Infographics are awesome! For one thing, they allow people like me, who are bombarded with too much information on a daily basis, to learn something new or digest data in a quick and easy format. As a web publisher, infographics are a great way to attract traffic, generate buzz, build brand awareness, increase social signals (tweets, likes, pluses, etc.) and obtain natural inbound links.
While these are beneficial, let’s focus in on the inbound links for a moment.
In the light of the recent (and ongoing) Google Penguin update, quality inbound links – the kind Google is going to provide credit for – are becoming more difficult to come by all the time. Pretty much gone by the wayside are “forced” link building schemes as Google has become a lot smarter in detecting and discounting them. Inbound links are still essential however, so how does one come by them without upsetting the Google gods?
This is where infographics can play an all-important role. Let’s face it – any good piece of content, whether that be an infographic, a video, a white paper or even a well written blog post, has the potential to attract natural inbound links. Most of you reading this know this already. The beauty of an infographic is the fact of how easy they are to share. In fact, any image that is interesting or somehow informative, has great potential for sharing. Why do you think Pinterest – the social pinboard, has grown so fast?
Embed Code, What You Need to Know
Now that I’ve hopefully generated your interest in infographics and even image sharing, I want to provide you one simple step that can greatly help you control the sharing of such imagery. I’m referring to the “embed code.” No doubt we’ve all seen them – that is a snippet of html code that easily allows someone to copy and paste the code into their own web pages and as such, display the infographic or image.
The problem is that many infographics DO NOT include any type of an “embed this” code or if they do, the code itself has errors that when copied and pasted into another page, do not allow the image to display correctly. In fact, if an embed code is not formatted correctly, these types of quotations (“…”) could appear when they need to look like these (“…”). This small error often causes images to not display correctly if at all, hyperlinks to be broken and attributes to not be defined correctly.
The fact that embed codes could contain errors such as these cause many publishers to simply exclude them. Better to not have an embed code then to have one that won’t work anyway, right? Or it could be that trying to include a properly formatted embed code is just beyond the skill-set of some.
If you fit into either of these categories or simply want an easier way to include an embed code in your image-focused posts, I’ve got good news for you.
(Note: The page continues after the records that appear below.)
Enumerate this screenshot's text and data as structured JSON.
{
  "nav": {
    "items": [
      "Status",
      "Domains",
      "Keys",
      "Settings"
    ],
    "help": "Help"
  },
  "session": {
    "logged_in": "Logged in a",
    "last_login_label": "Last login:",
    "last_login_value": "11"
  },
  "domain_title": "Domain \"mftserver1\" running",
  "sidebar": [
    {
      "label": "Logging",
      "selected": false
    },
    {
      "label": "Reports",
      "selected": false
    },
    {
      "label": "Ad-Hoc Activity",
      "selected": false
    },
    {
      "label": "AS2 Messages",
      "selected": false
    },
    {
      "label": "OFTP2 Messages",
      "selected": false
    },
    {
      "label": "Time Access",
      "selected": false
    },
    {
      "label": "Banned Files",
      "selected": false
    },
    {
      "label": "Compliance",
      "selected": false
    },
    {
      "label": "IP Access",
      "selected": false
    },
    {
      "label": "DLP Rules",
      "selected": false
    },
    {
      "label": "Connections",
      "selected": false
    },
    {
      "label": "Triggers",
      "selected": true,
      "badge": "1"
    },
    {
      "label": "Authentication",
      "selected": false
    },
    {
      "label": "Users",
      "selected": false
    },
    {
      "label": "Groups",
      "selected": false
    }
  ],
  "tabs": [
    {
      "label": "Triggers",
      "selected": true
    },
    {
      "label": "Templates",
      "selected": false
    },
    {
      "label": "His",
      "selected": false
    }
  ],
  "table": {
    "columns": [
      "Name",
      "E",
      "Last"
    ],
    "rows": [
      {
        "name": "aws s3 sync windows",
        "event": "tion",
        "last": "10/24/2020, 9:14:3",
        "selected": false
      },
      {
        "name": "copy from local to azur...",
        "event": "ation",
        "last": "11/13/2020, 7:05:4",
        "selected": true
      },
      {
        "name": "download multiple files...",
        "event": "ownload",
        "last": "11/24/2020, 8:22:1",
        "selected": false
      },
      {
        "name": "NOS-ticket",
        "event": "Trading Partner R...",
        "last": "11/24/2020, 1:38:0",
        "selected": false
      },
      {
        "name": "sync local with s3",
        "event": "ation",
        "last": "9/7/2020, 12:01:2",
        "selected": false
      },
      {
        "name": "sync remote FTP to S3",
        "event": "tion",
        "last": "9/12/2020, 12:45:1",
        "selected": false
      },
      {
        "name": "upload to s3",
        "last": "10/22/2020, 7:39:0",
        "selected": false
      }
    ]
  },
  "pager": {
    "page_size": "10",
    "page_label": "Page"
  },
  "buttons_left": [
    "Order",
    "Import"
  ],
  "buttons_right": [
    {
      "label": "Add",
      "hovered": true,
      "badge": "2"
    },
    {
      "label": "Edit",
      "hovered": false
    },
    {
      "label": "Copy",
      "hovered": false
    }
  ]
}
A new WordPress plug-in simply called “Embed Code Generator” allows you to generate an embed code right within the “Add/Edit Post” section of your WordPress installation. Simply download, install and you are on your way!
The Embed Code Generator allows you to define the following fields:
- Source (URL) – The full URL to the image.
- Link Image To – This is where the image will link to when placed on another site.
- Title (optional) – When populated, adds in the “title” attribute of the img tag.
- Alt Attribute (optional) – When populated, adds in the “alt” attribute of the img tag.
- Width (optional) – Designate the width of the image.
- Height (optional) – Designate the height of the image.
- Courtesy of [Your Site Name] (optional) – When populated, will display a courtesy link after the image crediting the source of the image.
- Courtesy of [Your Site URL] (optional) – If this and the “Courtesy of [Your Site Name]” are populated, a link will be provided to the source of the image.
Some of the fields are “optional” but when utilized, allow you more control over how your image will be displayed. For example, you can define the text to be used in the title and image alt attributes, designate a specific height and width for the image and even add a “Courtesy of” link after the image.
Once the plug-in is installed, the editable fields will appear in the “Add/Edit Post” section of your WordPress installation and look like this:
If you often focus posts around infographics, images and/or photos and would like to be able to have more control over how people will re-post and even link to your valuable content, the Embed Code Generator Plug-In for WordPress is one of the best ways to generate error-free embed codes.
Before I end, here are a few additional WordPress plugins that will help you get the most out of sharing infographics and other image-based content.
- Lightbox Plus – Allows users to view larger versions of images, simple slide shows, videos and content all in an overlay. This is great for large infographics that are typically sized down to fit within WordPress themes. Install this plugin, link to the image itself and it will then be viewable in its full size as an overlay. Users can see the full size image, all without leaving the page they are already on.
- Digg Digg – Enables you to add a floating sharebar to your posts which makes it easier for users to share your content. Not only does this plug-in include many options of social media sites (i.e. Twitter, Facebook, Google +, etc.) but buttons can be displayed horizontally, vertically or even floating.
- Social Sharing Toolkit – Much like the Digg Digg plug-in mentioned above, this plug-in allows you to add a floating social media sharebar to your posts. Note: I have not personally had much time to play with this one but it seems pretty feature-rich.
How about you? Do you know of any great WordPress plug-ins or even tools that assist in infographic publishing and sharing? If so, please do share in the comments section of this post.